| Directions for this task |
Restate the entries below word for word, leaving nothing out.

(Source records)

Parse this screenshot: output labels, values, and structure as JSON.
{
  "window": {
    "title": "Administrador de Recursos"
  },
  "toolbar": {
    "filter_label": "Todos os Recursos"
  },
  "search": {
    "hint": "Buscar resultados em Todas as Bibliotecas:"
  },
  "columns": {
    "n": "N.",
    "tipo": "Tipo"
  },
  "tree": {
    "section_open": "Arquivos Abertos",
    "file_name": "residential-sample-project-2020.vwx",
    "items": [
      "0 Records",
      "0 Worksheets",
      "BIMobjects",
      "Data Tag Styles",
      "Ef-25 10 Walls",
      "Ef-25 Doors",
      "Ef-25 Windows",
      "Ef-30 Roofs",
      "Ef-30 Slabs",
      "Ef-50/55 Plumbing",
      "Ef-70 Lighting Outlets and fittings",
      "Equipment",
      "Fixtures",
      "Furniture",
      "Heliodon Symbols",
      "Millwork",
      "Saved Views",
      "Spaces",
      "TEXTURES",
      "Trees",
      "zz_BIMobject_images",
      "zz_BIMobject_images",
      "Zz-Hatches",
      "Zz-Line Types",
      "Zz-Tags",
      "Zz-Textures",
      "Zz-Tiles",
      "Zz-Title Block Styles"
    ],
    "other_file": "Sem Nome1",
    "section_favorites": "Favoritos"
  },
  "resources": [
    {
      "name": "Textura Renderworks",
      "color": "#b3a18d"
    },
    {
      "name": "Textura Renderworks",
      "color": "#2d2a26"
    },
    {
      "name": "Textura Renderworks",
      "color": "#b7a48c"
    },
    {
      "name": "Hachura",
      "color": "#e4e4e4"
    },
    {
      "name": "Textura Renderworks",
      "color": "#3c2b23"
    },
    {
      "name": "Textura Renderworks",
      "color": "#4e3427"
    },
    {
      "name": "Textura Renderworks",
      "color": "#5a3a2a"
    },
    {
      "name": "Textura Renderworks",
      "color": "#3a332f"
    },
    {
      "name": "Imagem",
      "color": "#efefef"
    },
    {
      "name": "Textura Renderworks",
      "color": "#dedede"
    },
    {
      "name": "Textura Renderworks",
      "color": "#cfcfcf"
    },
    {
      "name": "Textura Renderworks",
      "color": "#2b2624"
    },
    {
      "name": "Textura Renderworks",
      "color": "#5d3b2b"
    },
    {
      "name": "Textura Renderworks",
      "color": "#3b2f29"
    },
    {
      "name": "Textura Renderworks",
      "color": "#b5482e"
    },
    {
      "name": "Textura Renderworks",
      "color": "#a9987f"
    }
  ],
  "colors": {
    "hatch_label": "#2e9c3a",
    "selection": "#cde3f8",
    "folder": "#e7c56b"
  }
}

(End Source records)

| Written answer |
Parse this screenshot: output labels, values, and structure as JSON.
{
  "window": {
    "title": "Administrador de Recursos"
  },
  "toolbar": {
    "filter_label": "Todos os Recursos"
  },
  "search": {
    "hint": "Buscar resultados em Todas as Bibliotecas:"
  },
  "columns": {
    "n": "N.",
    "tipo": "Tipo"
  },
  "tree": {
    "section_open": "Arquivos Abertos",
    "file_name": "residential-sample-project-2020.vwx",
    "items": [
      "0 Records",
      "0 Worksheets",
      "BIMobjects",
      "Data Tag Styles",
      "Ef-25 10 Walls",
      "Ef-25 Doors",
      "Ef-25 Windows",
      "Ef-30 Roofs",
      "Ef-30 Slabs",
      "Ef-50/55 Plumbing",
      "Ef-70 Lighting Outlets and fittings",
      "Equipment",
      "Fixtures",
      "Furniture",
      "Heliodon Symbols",
      "Millwork",
      "Saved Views",
      "Spaces",
      "TEXTURES",
      "Trees",
      "zz_BIMobject_images",
      "zz_BIMobject_images",
      "Zz-Hatches",
      "Zz-Line Types",
      "Zz-Tags",
      "Zz-Textures",
      "Zz-Tiles",
      "Zz-Title Block Styles"
    ],
    "other_file": "Sem Nome1",
    "section_favorites": "Favoritos"
  },
  "resources": [
    {
      "name": "Textura Renderworks",
      "color": "#b3a18d"
    },
    {
      "name": "Textura Renderworks",
      "color": "#2d2a26"
    },
    {
      "name": "Textura Renderworks",
      "color": "#b7a48c"
    },
    {
      "name": "Hachura",
      "color": "#e4e4e4"
    },
    {
      "name": "Textura Renderworks",
      "color": "#3c2b23"
    },
    {
      "name": "Textura Renderworks",
      "color": "#4e3427"
    },
    {
      "name": "Textura Renderworks",
      "color": "#5a3a2a"
    },
    {
      "name": "Textura Renderworks",
      "color": "#3a332f"
    },
    {
      "name": "Imagem",
      "color": "#efefef"
    },
    {
      "name": "Textura Renderworks",
      "color": "#dedede"
    },
    {
      "name": "Textura Renderworks",
      "color": "#cfcfcf"
    },
    {
      "name": "Textura Renderworks",
      "color": "#2b2624"
    },
    {
      "name": "Textura Renderworks",
      "color": "#5d3b2b"
    },
    {
      "name": "Textura Renderworks",
      "color": "#3b2f29"
    },
    {
      "name": "Textura Renderworks",
      "color": "#b5482e"
    },
    {
      "name": "Textura Renderworks",
      "color": "#a9987f"
    }
  ],
  "colors": {
    "hatch_label": "#2e9c3a",
    "selection": "#cde3f8",
    "folder": "#e7c56b"
  }
}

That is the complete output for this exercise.